On May 8th 2014, the U.S. Institute of Peace and the Institute for War & Peace Reporting hosted a panel to discuss on the role of the media in both inciting and mitigating violence.
While it is generally accepted that there is a strong correlation between a free press and democracy, there is less known about the role that media -- particularly independent media -- plays in countries in the midst of war or just emerging from conflict.
What can be learned from the experiences of Iraq and Afghanistan, where the U.S. and other donors have invested significant infusions of aid in building independent media sectors? Or from the more recent transitions of Libya, Egypt and Tunisia, among others? How are the numerous small but tenacious outlets in Syria, many run by untrained citizen journalists, affecting the war?
Susanne Fischer and Ammar al-Shahbander, both stationed in the Middle East for IWPR, have lived these issues over the past decade. They joined USIP's Anand Varghese to explore how media shapes conflict and post-conflict societies in the Middle East and North Africa. The audience was encouraged to participate in the conversation via Twitter with #ConflictReporting.

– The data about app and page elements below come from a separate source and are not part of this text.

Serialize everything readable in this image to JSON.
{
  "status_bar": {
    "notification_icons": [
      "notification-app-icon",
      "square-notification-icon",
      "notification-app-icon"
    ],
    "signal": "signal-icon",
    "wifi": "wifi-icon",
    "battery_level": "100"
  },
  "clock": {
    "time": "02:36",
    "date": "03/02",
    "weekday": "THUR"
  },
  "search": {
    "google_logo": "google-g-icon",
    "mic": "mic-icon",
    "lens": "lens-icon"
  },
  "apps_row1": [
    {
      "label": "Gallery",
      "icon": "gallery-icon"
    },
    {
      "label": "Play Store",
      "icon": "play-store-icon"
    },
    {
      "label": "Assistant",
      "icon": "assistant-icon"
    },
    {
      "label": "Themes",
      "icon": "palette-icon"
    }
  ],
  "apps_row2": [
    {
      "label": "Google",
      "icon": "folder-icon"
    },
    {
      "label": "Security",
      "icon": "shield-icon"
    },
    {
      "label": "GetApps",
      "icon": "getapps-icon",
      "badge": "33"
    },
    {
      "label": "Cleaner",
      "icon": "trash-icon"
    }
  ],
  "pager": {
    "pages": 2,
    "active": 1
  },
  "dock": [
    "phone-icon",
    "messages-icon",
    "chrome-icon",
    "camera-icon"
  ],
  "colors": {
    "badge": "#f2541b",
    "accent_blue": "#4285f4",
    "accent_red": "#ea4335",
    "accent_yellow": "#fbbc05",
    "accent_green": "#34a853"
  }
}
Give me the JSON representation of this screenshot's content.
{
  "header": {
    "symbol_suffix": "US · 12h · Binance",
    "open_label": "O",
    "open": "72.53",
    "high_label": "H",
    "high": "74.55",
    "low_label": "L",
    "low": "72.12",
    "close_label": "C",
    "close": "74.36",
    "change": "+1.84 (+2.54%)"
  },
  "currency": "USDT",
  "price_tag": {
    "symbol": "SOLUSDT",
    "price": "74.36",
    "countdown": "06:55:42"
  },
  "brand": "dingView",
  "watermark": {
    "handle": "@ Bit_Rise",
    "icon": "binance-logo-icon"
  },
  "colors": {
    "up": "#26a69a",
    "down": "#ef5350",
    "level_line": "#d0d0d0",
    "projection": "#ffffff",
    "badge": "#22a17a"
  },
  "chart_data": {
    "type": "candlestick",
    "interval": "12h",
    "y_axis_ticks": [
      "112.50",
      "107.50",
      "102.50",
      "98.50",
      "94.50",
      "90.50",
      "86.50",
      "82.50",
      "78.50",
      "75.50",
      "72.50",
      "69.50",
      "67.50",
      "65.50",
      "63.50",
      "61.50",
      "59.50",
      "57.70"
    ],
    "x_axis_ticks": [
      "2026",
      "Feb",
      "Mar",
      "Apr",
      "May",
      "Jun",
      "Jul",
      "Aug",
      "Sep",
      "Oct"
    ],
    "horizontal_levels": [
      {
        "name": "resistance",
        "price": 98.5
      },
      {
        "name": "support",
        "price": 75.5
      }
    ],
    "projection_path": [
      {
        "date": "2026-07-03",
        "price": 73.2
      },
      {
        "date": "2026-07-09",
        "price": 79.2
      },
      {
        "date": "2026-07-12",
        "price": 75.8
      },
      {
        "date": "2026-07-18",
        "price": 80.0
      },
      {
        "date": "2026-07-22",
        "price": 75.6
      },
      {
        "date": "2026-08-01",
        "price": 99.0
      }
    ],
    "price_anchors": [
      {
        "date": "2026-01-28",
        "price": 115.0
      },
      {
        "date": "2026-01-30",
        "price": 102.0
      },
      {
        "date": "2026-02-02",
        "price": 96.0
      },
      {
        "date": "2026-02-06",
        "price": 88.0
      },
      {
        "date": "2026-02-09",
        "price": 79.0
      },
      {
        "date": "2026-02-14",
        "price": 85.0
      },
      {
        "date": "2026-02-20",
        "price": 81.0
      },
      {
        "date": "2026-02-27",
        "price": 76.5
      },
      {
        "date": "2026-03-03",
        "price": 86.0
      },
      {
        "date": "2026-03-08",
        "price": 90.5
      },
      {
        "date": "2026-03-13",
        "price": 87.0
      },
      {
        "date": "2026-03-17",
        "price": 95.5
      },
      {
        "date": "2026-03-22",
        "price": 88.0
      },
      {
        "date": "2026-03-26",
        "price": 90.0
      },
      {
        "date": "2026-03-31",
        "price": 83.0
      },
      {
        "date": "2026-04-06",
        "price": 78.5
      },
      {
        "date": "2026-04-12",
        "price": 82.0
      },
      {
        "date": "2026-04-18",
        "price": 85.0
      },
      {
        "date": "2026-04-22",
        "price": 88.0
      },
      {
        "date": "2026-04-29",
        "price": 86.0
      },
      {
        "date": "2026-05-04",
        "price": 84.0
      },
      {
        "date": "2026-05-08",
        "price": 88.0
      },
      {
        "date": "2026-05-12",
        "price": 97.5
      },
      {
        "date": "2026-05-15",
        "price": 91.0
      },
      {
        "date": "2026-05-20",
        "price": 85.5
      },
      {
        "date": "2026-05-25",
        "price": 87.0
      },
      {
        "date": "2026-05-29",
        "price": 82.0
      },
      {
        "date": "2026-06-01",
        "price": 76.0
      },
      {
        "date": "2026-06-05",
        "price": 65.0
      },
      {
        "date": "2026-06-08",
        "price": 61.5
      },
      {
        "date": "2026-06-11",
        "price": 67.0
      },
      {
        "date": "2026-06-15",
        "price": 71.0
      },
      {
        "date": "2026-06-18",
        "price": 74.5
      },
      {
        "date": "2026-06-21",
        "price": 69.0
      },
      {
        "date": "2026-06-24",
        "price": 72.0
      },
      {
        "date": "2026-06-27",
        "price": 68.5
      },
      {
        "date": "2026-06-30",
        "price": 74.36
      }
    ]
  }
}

Chief of Mission, Iraq, Institute for War & Peace Reporting
Regional Programme Manager, Middle East, Institute for War & Peace Reporting
Program Officer, PeaceTech Initiative, U.S. Institute of Peace
Manal Omar, Moderator
Vice President of the Middle East and Africa Center, U.S. Institute of Peace